When Texas and Arkansas repealed their helmet laws, they saw a 31- and 21-percent increase in motorcycle fatalities, respectively. “It is absolute insanity to repeal helmet laws,” says Orly Avitzur, M.D., a neurologist and a Consumer Reports medical adviser. “Because helmets do save lives, it is insanity to expose the skull and the brain to potential trauma that could be prevented or at least mitigated.”

A full-face helmet that’s approved by the Department of Transportation is the best choice. (Look for a DOT certification sticker on the helmet.) Modern helmets are strong, light weight, and comfortable, and they cut down on wind noise and fatigue. Keep in mind that helmets deteriorate over time, and may not be safe even if they look fine. The Snell Memorial Foundation, an independent helmet testing and standards-setting organization, recommends replacing a helmet every five years, or sooner if it's been damaged or has been in a crash. Beyond potential deterioration due to aging and exposure to hair oils and chemicals, Snell points out that there is often a notable improvement over that time in helmet design and materials.

Wear the right gear. Jeans, a T-shirt, and sandals are recipes for a painful disaster on a bike. Instead, you want gear that will protect you from wind chill, flying bugs and debris, and, yes, lots of road rash if you should slide out. For maximum protection, go for a leather or other reinforced jacket, gloves, full pants, and over-the-ankle footwear, even in summer. Specially designed jackets with rugged padding and breathable mesh material provide protection as well as ventilation for riding in warm weather. You’ll also want effective eye protection; don’t rely on eyeglasses or a bike’s windscreen. Use a helmet visor or goggles. And keep in mind that car drivers who have hit a motorcycle rider often say they just didn't see them, so choose gear in bright colors.

Be defensive. A recent study by the University of South Florida’s Center for Urban Transportation Research found that in collisions involving a motorcycle and a car, car drivers were at fault 60 percent of the time. So, you need to be extra alert, especially in this age of epidemic phone use and texting behind the wheel. Keep an eye out for cars suddenly changing lanes or pulling out from side streets. And don’t tailgate; keeping a safe following distance is critical, both to ensure you have enough stopping distance and so you have time to react to obstacles in the road. An object that a car might easily straddle could be a serious hazard when on a bike.

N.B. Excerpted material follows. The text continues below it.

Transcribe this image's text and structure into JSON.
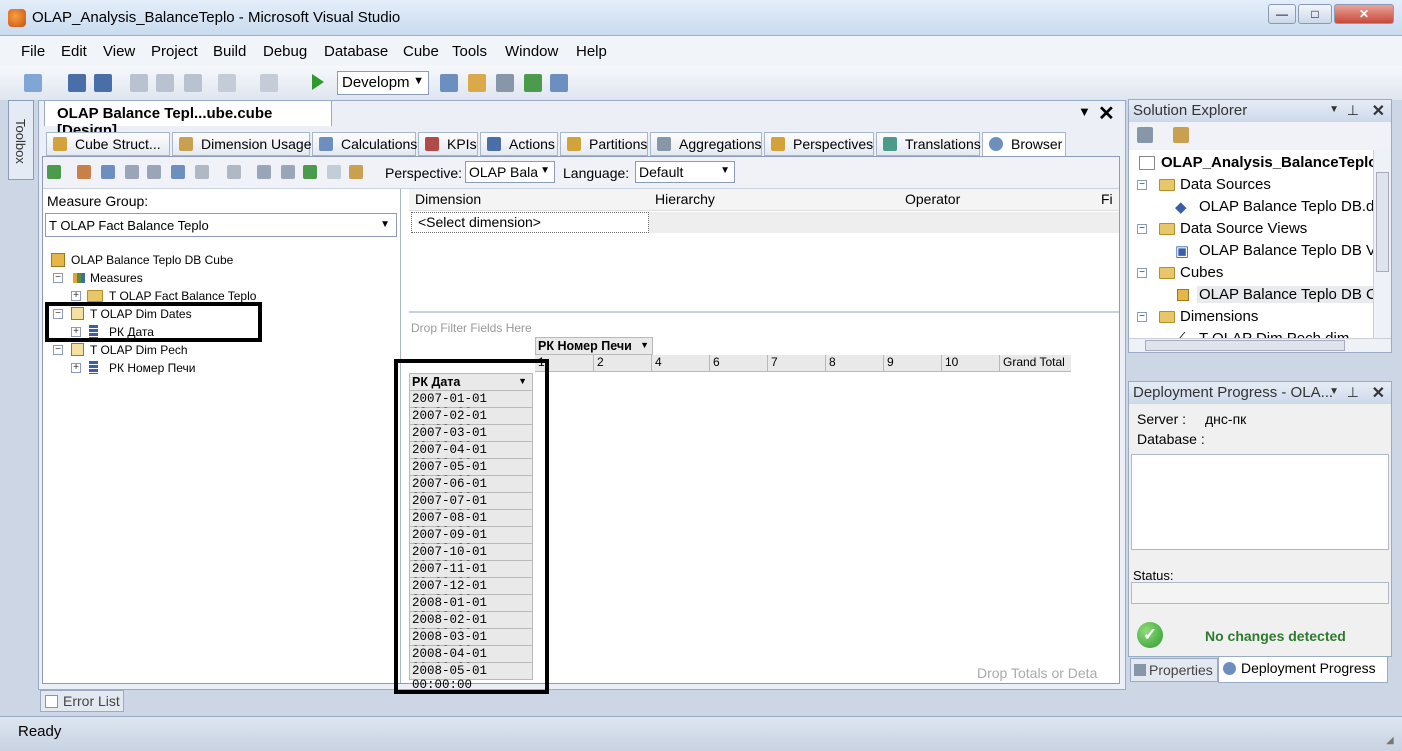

Avoid bad weather. Slippery conditions reduce your margin for error. Rain not only cuts your visibility but reduces your tires’ grip on the road, which can make cornering tricky. If you need to ride in the rain, remember that the most dangerous time is right after precipitation begins, as the water can cause oil residue to rise to the top. And avoid making sudden maneuvers. Be especially gentle with the brakes, throttle, and steering to avoid sliding. When riding in strong side winds, be proactive in anticipating the potential push from the side by moving to the side of the lane the wind is coming from. This will give you some leeway in the lane, should a gust nudge you.

Watch for road hazards. A motorcycle has less contact with the pavement than a car. Sand, wet leaves, or pebbles can cause a bike to slide unexpectedly, easily resulting in a spill. Bumps and potholes that you might barely notice in a car can pose serious danger when on a bike. If you can’t avoid them, slow down as much as possible before encountering them, with minimal steering input. Railroad tracks and other hazards should be approached as close to a right angle as possible, to reduce the chances of a skid.

Be ready to roll. Before each ride, do a quick walk-around to make sure your lights, horn, and directional signals are working properly. Check the chain, belt, or shaft and the brakes. And inspect the tires for wear and make sure they’re set at the proper pressure. Motorcycle mechanics we’ve spoken with say they routinely see worn-out brakes and improperly inflated tires that greatly increase safety risks. When tires are under-inflated, “handling gets really hard, steering gets hard, and the bike doesn’t want to lean,” says Mike Franklin, owner of Mike’s Garage in Los Angles.